But holy shit I am also so exhausted. Like, layers upon layers of exhausted. My head hurts. My eyes are sticky. My muscles are sore, and not from the core-strengthening and cardio my body craves, but instead from the repetitive use of the few muscles it takes to hold a 15-pound creature in the exact same position every day, to the point that my bicep now clicks and my lower back tingles. Throw in the neck aches from breastfeeding and the torturous routine of sleeping in three- to four-hour spurts, and I am wrecked. Yet I still have to perform at work. I still have the unignorable urge to write and sing and create new music. I still want (need!) to be a regular person who does things like go out with friends, have sex, and watch Netflix without passing out immediately.

I know it will change. I know it will get easier. I know I will one day look back and think of how quickly it all went by. It already feels fleeting, like time just passes through me and constantly catches me off guard.

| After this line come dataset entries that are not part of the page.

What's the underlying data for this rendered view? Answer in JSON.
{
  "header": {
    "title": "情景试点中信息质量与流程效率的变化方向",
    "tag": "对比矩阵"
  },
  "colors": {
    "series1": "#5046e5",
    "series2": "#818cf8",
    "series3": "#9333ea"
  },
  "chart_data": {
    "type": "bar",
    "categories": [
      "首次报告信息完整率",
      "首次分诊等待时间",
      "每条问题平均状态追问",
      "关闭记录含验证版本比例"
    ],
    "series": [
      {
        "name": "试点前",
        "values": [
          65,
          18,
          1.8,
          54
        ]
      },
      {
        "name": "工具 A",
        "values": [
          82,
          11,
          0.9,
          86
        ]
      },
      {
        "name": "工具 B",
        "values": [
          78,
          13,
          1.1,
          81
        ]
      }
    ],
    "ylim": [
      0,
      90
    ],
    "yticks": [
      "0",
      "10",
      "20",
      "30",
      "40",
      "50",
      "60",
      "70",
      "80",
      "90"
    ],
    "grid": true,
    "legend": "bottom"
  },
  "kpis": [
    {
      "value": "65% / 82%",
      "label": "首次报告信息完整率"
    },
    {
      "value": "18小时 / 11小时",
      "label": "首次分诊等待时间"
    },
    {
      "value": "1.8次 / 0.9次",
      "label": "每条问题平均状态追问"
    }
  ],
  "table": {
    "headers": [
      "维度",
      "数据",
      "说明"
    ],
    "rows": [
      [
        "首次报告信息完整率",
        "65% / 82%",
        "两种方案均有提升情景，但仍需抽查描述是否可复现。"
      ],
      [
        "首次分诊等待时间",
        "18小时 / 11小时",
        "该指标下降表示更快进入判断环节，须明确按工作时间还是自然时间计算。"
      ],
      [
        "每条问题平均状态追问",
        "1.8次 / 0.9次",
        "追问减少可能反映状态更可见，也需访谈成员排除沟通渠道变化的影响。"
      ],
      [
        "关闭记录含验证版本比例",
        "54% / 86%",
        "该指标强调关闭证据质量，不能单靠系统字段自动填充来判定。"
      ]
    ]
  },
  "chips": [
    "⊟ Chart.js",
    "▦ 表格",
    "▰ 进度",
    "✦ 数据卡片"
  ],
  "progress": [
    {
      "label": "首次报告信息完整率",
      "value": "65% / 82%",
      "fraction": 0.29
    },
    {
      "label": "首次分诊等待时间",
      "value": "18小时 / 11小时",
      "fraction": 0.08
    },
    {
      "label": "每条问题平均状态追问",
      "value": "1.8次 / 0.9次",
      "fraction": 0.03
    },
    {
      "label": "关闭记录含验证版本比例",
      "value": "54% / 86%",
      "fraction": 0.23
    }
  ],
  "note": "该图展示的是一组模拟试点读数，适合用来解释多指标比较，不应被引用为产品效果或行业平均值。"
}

And yes, I am very much enjoying the squishy cheeks and squeezy thighs, the sweet cuddles and easy giggles, my four-year-old’s sense of humor and his passion for dinosaurs. I am especially enjoying my two kids together – witnessing the love they already share is one the best experiences of my life, and I get to have this experience on a daily basis.

img_9666.jpg

But despite this, it also feels like I will never feel rested ever again. Like my body will always hurt, my mind will always be foggy with exhaustion, my life will always be centered around children and their needs. I am content, but also, it sucks sometimes. So just let me be in it, let me whine, let me wallow a little, or else my easily-accessed hormonal anger will flare up and I’ll say something I won’t have the energy to regret.

*****

P.S. I have no idea who created that hilarious and accurate meme, but if you do, please leave the source in the comments.

P.P.S. There is so much spit-up. Just so much of it.